The futures on US crude oil WTI fell by 0.28% to 53.48 USD per barrel, while the Brent variety declined by 0.29% to 58.77 USD per barrel.

wti oil

Brent prices fell more than 9% last week after US President Donald Trump said he would impose a 10% duty on Chinese imports with an annual turnover of 300 billion USD from September 1. This has also led to serious sales in the stock markets.

Traders are attributing short-covering and profit-taking to the early strength on Tuesday, but gains are being capped by the escalating trade dispute between the United States and China.

In the meantime, Saudi Arabian Energy Minister Khalid Al-Falih and US Energy Secretary Rick Perry said during a meeting on Tuesday in Washington that the two countries are concerned about free movement of ships in the Arabian Gulf. The ministers confirmed that the United States and Saudi Arabia, as the world’s two leading oil suppliers, will continue to work together to securely supply the global oil market in order to mitigate the effects of potential supply disruptions, especially given aggressive attempts by Iran to destabilize markets. Anti-Iran sanctions, including a ban on oil purchases, were restored by Washington in November 2018. It happened shortly after President Donald Trump decided to unilaterally withdraw the United States from the Iran nuclear deal.

The tensions in the Middle East have intensified since the attacks on tankers and drones, raising concerns about the passage through the Strait of Hormuz, a key route for the world oil trade.

At the same time, some support for oil prices comes from the larger-than-expected fall in US crude oil reserves.

Venezuela, the almost-forgotten name in US sanctions returned to the fore of the oil market on Tuesday as the Trump administration ratcheted up action against the South American country in a move that only briefly lifted crude prices. The US President Donald Trump signed an executive order late Monday to declare a total economic embargo against Venezuela, freezing all of the government’s assets and prohibiting transactions with the country unless specifically exempted. Trump wrote to Congress that the decision is designed to put further strain on Venezuela “in light of the continued usurpation of power by the illegitimate Nicolás Maduro regime”.

US oil inventorties

The American Petroleum Institute (API) reported a crude oil inventory draw of 3.4 million barrels for the week ending August 2, compared to analyst expectations of a 2.848-million barrel draw.

The inventory draw this week compares to last week’s large draw of 6.024 million barrels, bringing the net inventory moves for the year into net draw territory, according to API data.
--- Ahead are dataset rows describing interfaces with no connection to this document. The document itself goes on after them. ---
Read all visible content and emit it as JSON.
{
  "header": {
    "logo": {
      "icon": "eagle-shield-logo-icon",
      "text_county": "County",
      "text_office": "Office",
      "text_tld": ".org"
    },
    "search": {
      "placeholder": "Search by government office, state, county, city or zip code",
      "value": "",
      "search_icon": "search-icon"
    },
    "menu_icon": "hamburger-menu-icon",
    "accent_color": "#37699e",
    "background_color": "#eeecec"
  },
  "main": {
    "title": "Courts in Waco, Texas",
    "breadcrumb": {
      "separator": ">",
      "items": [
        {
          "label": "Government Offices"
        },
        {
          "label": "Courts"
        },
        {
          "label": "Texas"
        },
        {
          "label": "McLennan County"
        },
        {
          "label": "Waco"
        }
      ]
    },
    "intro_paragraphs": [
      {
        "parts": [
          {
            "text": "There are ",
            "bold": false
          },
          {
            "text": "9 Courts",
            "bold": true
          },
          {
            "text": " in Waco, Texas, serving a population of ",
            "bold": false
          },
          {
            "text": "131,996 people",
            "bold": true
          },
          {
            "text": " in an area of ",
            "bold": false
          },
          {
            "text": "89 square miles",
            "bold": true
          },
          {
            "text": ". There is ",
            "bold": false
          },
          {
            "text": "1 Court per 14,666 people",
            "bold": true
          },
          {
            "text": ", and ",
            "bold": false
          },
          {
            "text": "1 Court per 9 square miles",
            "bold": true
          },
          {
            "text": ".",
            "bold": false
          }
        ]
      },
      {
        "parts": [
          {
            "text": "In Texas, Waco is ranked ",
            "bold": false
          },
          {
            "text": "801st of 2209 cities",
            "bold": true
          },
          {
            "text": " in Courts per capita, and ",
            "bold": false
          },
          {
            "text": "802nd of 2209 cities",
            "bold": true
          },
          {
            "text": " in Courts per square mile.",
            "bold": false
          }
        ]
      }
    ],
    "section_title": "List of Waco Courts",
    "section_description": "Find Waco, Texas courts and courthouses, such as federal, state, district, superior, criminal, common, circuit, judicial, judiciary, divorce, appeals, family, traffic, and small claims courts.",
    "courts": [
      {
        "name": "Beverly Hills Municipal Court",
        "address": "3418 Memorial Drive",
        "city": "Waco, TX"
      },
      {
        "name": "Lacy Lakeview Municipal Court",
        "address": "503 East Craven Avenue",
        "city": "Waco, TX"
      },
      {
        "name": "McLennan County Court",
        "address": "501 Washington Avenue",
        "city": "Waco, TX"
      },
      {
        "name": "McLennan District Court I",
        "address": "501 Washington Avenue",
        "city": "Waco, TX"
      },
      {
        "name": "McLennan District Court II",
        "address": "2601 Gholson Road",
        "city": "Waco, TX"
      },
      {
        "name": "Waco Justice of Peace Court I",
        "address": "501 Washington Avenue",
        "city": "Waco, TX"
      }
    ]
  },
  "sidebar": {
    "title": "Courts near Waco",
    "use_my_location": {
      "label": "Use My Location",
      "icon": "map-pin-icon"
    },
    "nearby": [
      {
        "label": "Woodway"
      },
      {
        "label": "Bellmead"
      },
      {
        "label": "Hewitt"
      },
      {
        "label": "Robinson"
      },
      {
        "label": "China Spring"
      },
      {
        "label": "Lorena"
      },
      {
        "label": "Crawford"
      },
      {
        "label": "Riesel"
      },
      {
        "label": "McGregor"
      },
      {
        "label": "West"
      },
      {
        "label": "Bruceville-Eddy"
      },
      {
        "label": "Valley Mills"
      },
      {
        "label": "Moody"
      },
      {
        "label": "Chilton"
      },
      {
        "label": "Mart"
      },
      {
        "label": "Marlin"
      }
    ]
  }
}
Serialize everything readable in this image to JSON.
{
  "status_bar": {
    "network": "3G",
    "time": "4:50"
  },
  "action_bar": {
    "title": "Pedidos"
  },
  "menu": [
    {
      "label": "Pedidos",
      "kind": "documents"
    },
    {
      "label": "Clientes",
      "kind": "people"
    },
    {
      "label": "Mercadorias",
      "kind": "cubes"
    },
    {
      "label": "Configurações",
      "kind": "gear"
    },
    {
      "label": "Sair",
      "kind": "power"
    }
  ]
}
A day later, the EIA confirmed an inventory drawdown of 8.5 million barrels.

After today’s inventory move, the net draw for the year is 8.23 million barrels for the 32-week reporting period so far, using API data.

The API this week reported a 1.1-barrel draw in gasoline inventories for the week ending August 2. Analysts predicted a draw in gasoline inventories of 722,000 barrels for the week.

The distillate inventories rose by 1.2 million barrels for the week, while inventories at Cushing fell by 1.6-million barrels.

The administration showed that production for the week ending July 25 rebounded to 12.2 million barrels per day, just 200,000 barrels per day off the all-time high of 2.4 million barrels per day.

The U.S. Energy Information Administration report on crude oil inventories is due to be released at its regularly scheduled time on Wednesday at 10:30 a.m. EST.